Your assignment:
The answer must be the lines from the one containing "Parse this screenshot: output" through the last line of the data below, copied exactly, with nothing else.

===== Data in this exercise =====

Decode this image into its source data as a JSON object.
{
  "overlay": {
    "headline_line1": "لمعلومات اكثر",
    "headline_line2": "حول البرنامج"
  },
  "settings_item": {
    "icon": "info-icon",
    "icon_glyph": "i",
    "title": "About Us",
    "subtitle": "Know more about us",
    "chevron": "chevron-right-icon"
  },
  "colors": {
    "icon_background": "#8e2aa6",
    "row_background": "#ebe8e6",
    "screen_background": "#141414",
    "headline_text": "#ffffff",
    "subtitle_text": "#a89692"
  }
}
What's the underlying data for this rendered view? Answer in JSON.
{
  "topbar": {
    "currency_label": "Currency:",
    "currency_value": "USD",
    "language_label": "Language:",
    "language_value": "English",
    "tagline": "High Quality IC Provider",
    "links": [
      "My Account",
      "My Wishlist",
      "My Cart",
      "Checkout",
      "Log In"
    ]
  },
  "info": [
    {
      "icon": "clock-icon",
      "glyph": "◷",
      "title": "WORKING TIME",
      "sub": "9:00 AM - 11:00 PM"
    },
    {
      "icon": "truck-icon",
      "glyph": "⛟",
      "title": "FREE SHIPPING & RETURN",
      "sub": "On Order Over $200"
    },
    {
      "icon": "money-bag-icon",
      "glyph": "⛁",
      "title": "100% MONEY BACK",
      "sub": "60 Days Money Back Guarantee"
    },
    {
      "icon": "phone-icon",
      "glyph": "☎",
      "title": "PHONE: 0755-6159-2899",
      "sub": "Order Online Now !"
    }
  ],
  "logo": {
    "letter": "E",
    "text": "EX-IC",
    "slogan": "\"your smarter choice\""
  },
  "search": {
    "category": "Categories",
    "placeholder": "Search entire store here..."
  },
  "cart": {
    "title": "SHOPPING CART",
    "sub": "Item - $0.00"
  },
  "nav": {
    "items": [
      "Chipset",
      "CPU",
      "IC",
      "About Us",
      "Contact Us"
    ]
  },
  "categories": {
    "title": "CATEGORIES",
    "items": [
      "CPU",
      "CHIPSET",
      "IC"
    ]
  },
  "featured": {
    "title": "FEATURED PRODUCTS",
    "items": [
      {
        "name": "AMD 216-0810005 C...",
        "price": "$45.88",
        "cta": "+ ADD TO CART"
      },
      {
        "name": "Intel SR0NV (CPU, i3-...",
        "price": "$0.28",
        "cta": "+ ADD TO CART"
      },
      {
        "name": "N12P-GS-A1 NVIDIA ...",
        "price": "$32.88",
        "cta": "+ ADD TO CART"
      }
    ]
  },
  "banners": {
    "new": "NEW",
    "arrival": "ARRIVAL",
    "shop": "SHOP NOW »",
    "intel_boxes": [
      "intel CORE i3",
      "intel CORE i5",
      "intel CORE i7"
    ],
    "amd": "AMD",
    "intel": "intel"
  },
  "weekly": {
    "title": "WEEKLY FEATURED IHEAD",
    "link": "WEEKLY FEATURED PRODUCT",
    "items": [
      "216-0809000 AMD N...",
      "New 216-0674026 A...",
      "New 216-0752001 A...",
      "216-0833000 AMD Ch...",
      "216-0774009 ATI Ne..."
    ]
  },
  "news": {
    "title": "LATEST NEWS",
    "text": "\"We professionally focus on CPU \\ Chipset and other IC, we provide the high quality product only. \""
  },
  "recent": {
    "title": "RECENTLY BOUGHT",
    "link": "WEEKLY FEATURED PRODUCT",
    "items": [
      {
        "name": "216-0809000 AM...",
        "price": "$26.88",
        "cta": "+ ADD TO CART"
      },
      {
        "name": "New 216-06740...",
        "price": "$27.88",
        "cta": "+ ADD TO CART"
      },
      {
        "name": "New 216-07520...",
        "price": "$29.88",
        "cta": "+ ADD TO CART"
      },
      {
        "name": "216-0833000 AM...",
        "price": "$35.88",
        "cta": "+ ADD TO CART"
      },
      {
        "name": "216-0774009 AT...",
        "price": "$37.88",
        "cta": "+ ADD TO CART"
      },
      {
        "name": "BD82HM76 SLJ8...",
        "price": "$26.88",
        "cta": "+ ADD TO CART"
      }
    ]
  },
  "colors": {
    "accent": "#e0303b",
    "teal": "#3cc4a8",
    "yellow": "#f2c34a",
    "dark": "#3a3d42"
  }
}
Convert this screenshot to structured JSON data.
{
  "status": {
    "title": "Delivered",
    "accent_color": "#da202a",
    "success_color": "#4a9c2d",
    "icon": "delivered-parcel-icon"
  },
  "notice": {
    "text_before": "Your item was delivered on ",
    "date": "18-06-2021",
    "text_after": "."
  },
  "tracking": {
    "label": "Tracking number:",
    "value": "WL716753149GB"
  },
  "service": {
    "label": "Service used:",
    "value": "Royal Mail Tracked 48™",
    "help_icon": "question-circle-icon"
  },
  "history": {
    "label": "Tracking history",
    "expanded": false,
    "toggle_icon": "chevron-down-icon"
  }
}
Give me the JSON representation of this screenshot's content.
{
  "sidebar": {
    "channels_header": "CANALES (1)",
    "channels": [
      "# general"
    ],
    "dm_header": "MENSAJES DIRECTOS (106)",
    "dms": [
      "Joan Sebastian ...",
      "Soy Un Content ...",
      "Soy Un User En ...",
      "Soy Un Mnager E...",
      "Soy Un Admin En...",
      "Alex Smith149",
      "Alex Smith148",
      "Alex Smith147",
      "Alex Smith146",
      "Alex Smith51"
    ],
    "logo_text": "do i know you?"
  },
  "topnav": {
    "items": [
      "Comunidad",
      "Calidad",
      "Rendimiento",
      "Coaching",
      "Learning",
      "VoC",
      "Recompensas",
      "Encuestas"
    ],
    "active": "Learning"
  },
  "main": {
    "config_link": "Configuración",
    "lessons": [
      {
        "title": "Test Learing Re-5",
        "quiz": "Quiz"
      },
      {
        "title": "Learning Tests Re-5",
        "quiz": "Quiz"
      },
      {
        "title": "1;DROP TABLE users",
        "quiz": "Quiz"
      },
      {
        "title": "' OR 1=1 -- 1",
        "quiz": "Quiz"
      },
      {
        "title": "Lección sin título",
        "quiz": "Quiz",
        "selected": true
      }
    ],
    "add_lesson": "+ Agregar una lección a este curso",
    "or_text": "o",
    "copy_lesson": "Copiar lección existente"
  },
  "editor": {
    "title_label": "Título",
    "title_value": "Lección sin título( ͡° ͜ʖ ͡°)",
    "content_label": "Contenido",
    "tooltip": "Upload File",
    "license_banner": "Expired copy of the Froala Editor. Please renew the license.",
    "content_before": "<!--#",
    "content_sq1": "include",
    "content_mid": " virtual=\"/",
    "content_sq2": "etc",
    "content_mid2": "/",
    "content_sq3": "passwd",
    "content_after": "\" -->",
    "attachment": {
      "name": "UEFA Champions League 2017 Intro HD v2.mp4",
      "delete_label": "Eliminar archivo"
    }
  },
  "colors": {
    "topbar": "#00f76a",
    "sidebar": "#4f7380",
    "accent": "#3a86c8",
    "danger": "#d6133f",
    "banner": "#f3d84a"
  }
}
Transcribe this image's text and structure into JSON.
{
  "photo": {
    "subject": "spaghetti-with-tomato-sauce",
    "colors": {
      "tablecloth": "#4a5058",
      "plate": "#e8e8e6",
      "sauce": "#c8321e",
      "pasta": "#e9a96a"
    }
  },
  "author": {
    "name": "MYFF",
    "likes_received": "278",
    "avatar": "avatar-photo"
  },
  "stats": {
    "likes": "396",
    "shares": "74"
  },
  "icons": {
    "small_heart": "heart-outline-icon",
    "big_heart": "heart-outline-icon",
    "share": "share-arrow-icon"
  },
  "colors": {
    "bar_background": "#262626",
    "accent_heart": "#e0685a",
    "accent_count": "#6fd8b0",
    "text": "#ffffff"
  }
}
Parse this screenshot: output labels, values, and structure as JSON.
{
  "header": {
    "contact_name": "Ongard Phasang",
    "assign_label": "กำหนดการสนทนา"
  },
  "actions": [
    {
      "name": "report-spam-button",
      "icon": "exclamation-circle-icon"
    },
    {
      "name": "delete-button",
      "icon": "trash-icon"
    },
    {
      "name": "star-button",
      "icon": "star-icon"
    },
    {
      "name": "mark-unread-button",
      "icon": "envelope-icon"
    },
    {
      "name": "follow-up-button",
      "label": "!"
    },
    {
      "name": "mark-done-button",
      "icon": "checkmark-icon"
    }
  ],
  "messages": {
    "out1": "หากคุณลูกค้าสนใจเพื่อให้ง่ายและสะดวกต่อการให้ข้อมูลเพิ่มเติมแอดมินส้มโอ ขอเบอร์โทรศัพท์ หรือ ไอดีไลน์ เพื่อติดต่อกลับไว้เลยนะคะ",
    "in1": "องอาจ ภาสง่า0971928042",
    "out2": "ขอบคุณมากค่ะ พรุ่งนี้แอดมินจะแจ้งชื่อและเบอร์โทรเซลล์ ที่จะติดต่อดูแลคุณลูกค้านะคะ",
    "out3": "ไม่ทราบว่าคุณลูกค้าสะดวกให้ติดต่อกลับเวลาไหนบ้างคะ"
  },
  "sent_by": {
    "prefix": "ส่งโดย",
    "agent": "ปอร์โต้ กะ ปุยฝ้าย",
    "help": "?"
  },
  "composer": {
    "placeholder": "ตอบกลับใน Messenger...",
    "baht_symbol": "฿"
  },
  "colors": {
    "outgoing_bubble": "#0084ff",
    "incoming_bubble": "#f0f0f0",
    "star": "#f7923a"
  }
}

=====

Exercise response:
Parse this screenshot: output labels, values, and structure as JSON.
{
  "header": {
    "contact_name": "Ongard Phasang",
    "assign_label": "กำหนดการสนทนา"
  },
  "actions": [
    {
      "name": "report-spam-button",
      "icon": "exclamation-circle-icon"
    },
    {
      "name": "delete-button",
      "icon": "trash-icon"
    },
    {
      "name": "star-button",
      "icon": "star-icon"
    },
    {
      "name": "mark-unread-button",
      "icon": "envelope-icon"
    },
    {
      "name": "follow-up-button",
      "label": "!"
    },
    {
      "name": "mark-done-button",
      "icon": "checkmark-icon"
    }
  ],
  "messages": {
    "out1": "หากคุณลูกค้าสนใจเพื่อให้ง่ายและสะดวกต่อการให้ข้อมูลเพิ่มเติมแอดมินส้มโอ ขอเบอร์โทรศัพท์ หรือ ไอดีไลน์ เพื่อติดต่อกลับไว้เลยนะคะ",
    "in1": "องอาจ ภาสง่า0971928042",
    "out2": "ขอบคุณมากค่ะ พรุ่งนี้แอดมินจะแจ้งชื่อและเบอร์โทรเซลล์ ที่จะติดต่อดูแลคุณลูกค้านะคะ",
    "out3": "ไม่ทราบว่าคุณลูกค้าสะดวกให้ติดต่อกลับเวลาไหนบ้างคะ"
  },
  "sent_by": {
    "prefix": "ส่งโดย",
    "agent": "ปอร์โต้ กะ ปุยฝ้าย",
    "help": "?"
  },
  "composer": {
    "placeholder": "ตอบกลับใน Messenger...",
    "baht_symbol": "฿"
  },
  "colors": {
    "outgoing_bubble": "#0084ff",
    "incoming_bubble": "#f0f0f0",
    "star": "#f7923a"
  }
}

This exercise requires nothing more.